- Recorded data -
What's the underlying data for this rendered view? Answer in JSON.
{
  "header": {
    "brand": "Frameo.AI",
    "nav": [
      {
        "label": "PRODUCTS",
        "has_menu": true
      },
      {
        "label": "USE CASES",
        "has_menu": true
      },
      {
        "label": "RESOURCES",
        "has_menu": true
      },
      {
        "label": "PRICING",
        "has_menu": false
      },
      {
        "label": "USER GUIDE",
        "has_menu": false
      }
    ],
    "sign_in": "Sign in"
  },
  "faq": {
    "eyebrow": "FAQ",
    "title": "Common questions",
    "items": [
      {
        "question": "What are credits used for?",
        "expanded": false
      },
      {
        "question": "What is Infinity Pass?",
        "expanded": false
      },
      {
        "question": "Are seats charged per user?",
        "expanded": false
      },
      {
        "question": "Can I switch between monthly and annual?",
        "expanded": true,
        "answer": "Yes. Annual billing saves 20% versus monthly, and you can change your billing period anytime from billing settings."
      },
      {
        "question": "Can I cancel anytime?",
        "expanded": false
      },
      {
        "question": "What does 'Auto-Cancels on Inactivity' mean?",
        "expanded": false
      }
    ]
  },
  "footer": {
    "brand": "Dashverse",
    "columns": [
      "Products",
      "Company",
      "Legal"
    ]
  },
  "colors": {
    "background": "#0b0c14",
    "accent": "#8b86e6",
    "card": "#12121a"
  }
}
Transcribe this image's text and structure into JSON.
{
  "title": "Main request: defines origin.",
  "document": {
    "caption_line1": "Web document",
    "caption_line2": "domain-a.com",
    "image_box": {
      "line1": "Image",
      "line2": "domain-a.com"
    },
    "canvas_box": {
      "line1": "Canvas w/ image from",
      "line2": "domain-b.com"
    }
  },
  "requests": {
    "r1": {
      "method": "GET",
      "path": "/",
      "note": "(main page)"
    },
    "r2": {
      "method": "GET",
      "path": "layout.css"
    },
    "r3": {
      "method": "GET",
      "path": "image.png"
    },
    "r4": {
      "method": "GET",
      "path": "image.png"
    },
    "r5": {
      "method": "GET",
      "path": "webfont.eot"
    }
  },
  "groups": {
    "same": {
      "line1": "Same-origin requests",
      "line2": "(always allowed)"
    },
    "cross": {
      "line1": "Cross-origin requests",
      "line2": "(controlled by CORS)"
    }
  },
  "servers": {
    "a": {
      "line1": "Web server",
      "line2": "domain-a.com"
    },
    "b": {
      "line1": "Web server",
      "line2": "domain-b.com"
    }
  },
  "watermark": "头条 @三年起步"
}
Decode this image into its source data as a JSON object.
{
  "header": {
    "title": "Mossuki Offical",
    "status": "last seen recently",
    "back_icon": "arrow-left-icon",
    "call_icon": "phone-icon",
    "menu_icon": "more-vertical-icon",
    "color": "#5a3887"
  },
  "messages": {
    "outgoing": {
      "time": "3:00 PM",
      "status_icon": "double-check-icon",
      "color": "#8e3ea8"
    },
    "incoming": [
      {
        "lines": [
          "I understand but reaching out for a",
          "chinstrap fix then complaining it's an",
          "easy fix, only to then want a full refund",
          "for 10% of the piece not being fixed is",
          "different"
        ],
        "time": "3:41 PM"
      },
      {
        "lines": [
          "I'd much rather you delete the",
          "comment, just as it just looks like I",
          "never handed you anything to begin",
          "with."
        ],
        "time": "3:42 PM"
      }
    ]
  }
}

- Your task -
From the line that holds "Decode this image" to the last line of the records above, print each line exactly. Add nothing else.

- Reply -
Decode this image into its source data as a JSON object.
{
  "header": {
    "title": "Mossuki Offical",
    "status": "last seen recently",
    "back_icon": "arrow-left-icon",
    "call_icon": "phone-icon",
    "menu_icon": "more-vertical-icon",
    "color": "#5a3887"
  },
  "messages": {
    "outgoing": {
      "time": "3:00 PM",
      "status_icon": "double-check-icon",
      "color": "#8e3ea8"
    },
    "incoming": [
      {
        "lines": [
          "I understand but reaching out for a",
          "chinstrap fix then complaining it's an",
          "easy fix, only to then want a full refund",
          "for 10% of the piece not being fixed is",
          "different"
        ],
        "time": "3:41 PM"
      },
      {
        "lines": [
          "I'd much rather you delete the",
          "comment, just as it just looks like I",
          "never handed you anything to begin",
          "with."
        ],
        "time": "3:42 PM"
      }
    ]
  }
}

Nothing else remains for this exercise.